[Items from an interface collection]
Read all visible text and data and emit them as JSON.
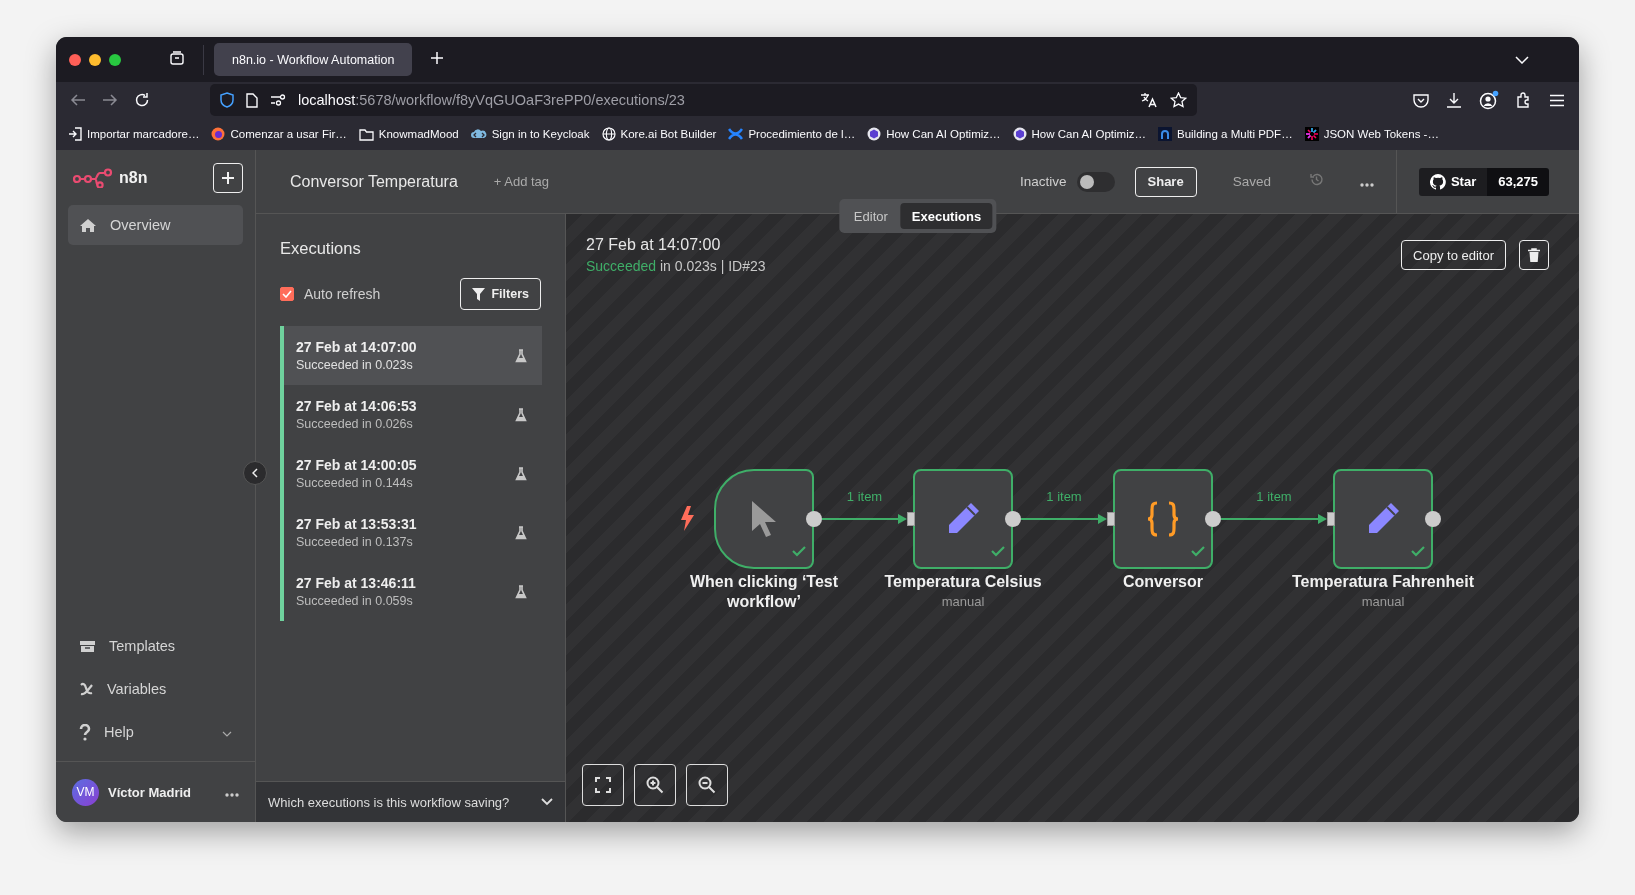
{
  "browser": {
    "tabs": [
      {
        "title": "n8n.io - Workflow Automation",
        "selected": true
      }
    ],
    "url": {
      "host": "localhost",
      "path": ":5678/workflow/f8yVqGUOaF3rePP0/executions/23"
    },
    "bookmarks": [
      {
        "label": "Importar marcadore…",
        "kind": "import"
      },
      {
        "label": "Comenzar a usar Fir…",
        "kind": "browser"
      },
      {
        "label": "KnowmadMood",
        "kind": "folder"
      },
      {
        "label": "Sign in to Keycloak",
        "kind": "keycloak"
      },
      {
        "label": "Kore.ai Bot Builder",
        "kind": "globe"
      },
      {
        "label": "Procedimiento de l…",
        "kind": "cross"
      },
      {
        "label": "How Can AI Optimiz…",
        "kind": "hexagon"
      },
      {
        "label": "How Can AI Optimiz…",
        "kind": "hexagon"
      },
      {
        "label": "Building a Multi PDF…",
        "kind": "arch"
      },
      {
        "label": "JSON Web Tokens -…",
        "kind": "burst"
      }
    ]
  },
  "sidebar": {
    "logo": "n8n",
    "items": [
      {
        "label": "Overview",
        "kind": "home",
        "selected": true
      }
    ],
    "bottom_items": [
      {
        "label": "Templates",
        "kind": "templates",
        "selected": false,
        "expandable": false
      },
      {
        "label": "Variables",
        "kind": "variables",
        "selected": false,
        "expandable": false
      },
      {
        "label": "Help",
        "kind": "help",
        "selected": false,
        "expandable": true
      }
    ],
    "user": {
      "initials": "VM",
      "name": "Víctor Madrid"
    }
  },
  "header": {
    "workflow_name": "Conversor Temperatura",
    "add_tag": "+ Add tag",
    "active_label": "Inactive",
    "active": false,
    "share": "Share",
    "save_status": "Saved",
    "star": "Star",
    "star_count": "63,275"
  },
  "view_tabs": [
    {
      "label": "Editor",
      "selected": false
    },
    {
      "label": "Executions",
      "selected": true
    }
  ],
  "executions": {
    "title": "Executions",
    "auto_refresh": {
      "label": "Auto refresh",
      "checked": true
    },
    "filters": "Filters",
    "items": [
      {
        "time": "27 Feb at 14:07:00",
        "status": "Succeeded in 0.023s",
        "succeeded": true,
        "selected": true
      },
      {
        "time": "27 Feb at 14:06:53",
        "status": "Succeeded in 0.026s",
        "succeeded": true,
        "selected": false
      },
      {
        "time": "27 Feb at 14:00:05",
        "status": "Succeeded in 0.144s",
        "succeeded": true,
        "selected": false
      },
      {
        "time": "27 Feb at 13:53:31",
        "status": "Succeeded in 0.137s",
        "succeeded": true,
        "selected": false
      },
      {
        "time": "27 Feb at 13:46:11",
        "status": "Succeeded in 0.059s",
        "succeeded": true,
        "selected": false
      }
    ],
    "saving_question": "Which executions is this workflow saving?"
  },
  "execution": {
    "time": "27 Feb at 14:07:00",
    "status": "Succeeded",
    "succeeded": true,
    "details": "in 0.023s | ID#23",
    "copy_button": "Copy to editor"
  },
  "nodes": [
    {
      "name": "When clicking ‘Test workflow’",
      "kind": "trigger",
      "succeeded": true
    },
    {
      "name": "Temperatura Celsius",
      "subtitle": "manual",
      "kind": "set",
      "succeeded": true
    },
    {
      "name": "Conversor",
      "kind": "code",
      "succeeded": true
    },
    {
      "name": "Temperatura Fahrenheit",
      "subtitle": "manual",
      "kind": "set",
      "succeeded": true
    }
  ],
  "connections": [
    {
      "label": "1 item"
    },
    {
      "label": "1 item"
    },
    {
      "label": "1 item"
    }
  ]
}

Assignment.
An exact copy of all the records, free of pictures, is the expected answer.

Answer section.
Read all visible text and data and emit them as JSON.
{
  "browser": {
    "tabs": [
      {
        "title": "n8n.io - Workflow Automation",
        "selected": true
      }
    ],
    "url": {
      "host": "localhost",
      "path": ":5678/workflow/f8yVqGUOaF3rePP0/executions/23"
    },
    "bookmarks": [
      {
        "label": "Importar marcadore…",
        "kind": "import"
      },
      {
        "label": "Comenzar a usar Fir…",
        "kind": "browser"
      },
      {
        "label": "KnowmadMood",
        "kind": "folder"
      },
      {
        "label": "Sign in to Keycloak",
        "kind": "keycloak"
      },
      {
        "label": "Kore.ai Bot Builder",
        "kind": "globe"
      },
      {
        "label": "Procedimiento de l…",
        "kind": "cross"
      },
      {
        "label": "How Can AI Optimiz…",
        "kind": "hexagon"
      },
      {
        "label": "How Can AI Optimiz…",
        "kind": "hexagon"
      },
      {
        "label": "Building a Multi PDF…",
        "kind": "arch"
      },
      {
        "label": "JSON Web Tokens -…",
        "kind": "burst"
      }
    ]
  },
  "sidebar": {
    "logo": "n8n",
    "items": [
      {
        "label": "Overview",
        "kind": "home",
        "selected": true
      }
    ],
    "bottom_items": [
      {
        "label": "Templates",
        "kind": "templates",
        "selected": false,
        "expandable": false
      },
      {
        "label": "Variables",
        "kind": "variables",
        "selected": false,
        "expandable": false
      },
      {
        "label": "Help",
        "kind": "help",
        "selected": false,
        "expandable": true
      }
    ],
    "user": {
      "initials": "VM",
      "name": "Víctor Madrid"
    }
  },
  "header": {
    "workflow_name": "Conversor Temperatura",
    "add_tag": "+ Add tag",
    "active_label": "Inactive",
    "active": false,
    "share": "Share",
    "save_status": "Saved",
    "star": "Star",
    "star_count": "63,275"
  },
  "view_tabs": [
    {
      "label": "Editor",
      "selected": false
    },
    {
      "label": "Executions",
      "selected": true
    }
  ],
  "executions": {
    "title": "Executions",
    "auto_refresh": {
      "label": "Auto refresh",
      "checked": true
    },
    "filters": "Filters",
    "items": [
      {
        "time": "27 Feb at 14:07:00",
        "status": "Succeeded in 0.023s",
        "succeeded": true,
        "selected": true
      },
      {
        "time": "27 Feb at 14:06:53",
        "status": "Succeeded in 0.026s",
        "succeeded": true,
        "selected": false
      },
      {
        "time": "27 Feb at 14:00:05",
        "status": "Succeeded in 0.144s",
        "succeeded": true,
        "selected": false
      },
      {
        "time": "27 Feb at 13:53:31",
        "status": "Succeeded in 0.137s",
        "succeeded": true,
        "selected": false
      },
      {
        "time": "27 Feb at 13:46:11",
        "status": "Succeeded in 0.059s",
        "succeeded": true,
        "selected": false
      }
    ],
    "saving_question": "Which executions is this workflow saving?"
  },
  "execution": {
    "time": "27 Feb at 14:07:00",
    "status": "Succeeded",
    "succeeded": true,
    "details": "in 0.023s | ID#23",
    "copy_button": "Copy to editor"
  },
  "nodes": [
    {
      "name": "When clicking ‘Test workflow’",
      "kind": "trigger",
      "succeeded": true
    },
    {
      "name": "Temperatura Celsius",
      "subtitle": "manual",
      "kind": "set",
      "succeeded": true
    },
    {
      "name": "Conversor",
      "kind": "code",
      "succeeded": true
    },
    {
      "name": "Temperatura Fahrenheit",
      "subtitle": "manual",
      "kind": "set",
      "succeeded": true
    }
  ],
  "connections": [
    {
      "label": "1 item"
    },
    {
      "label": "1 item"
    },
    {
      "label": "1 item"
    }
  ]
}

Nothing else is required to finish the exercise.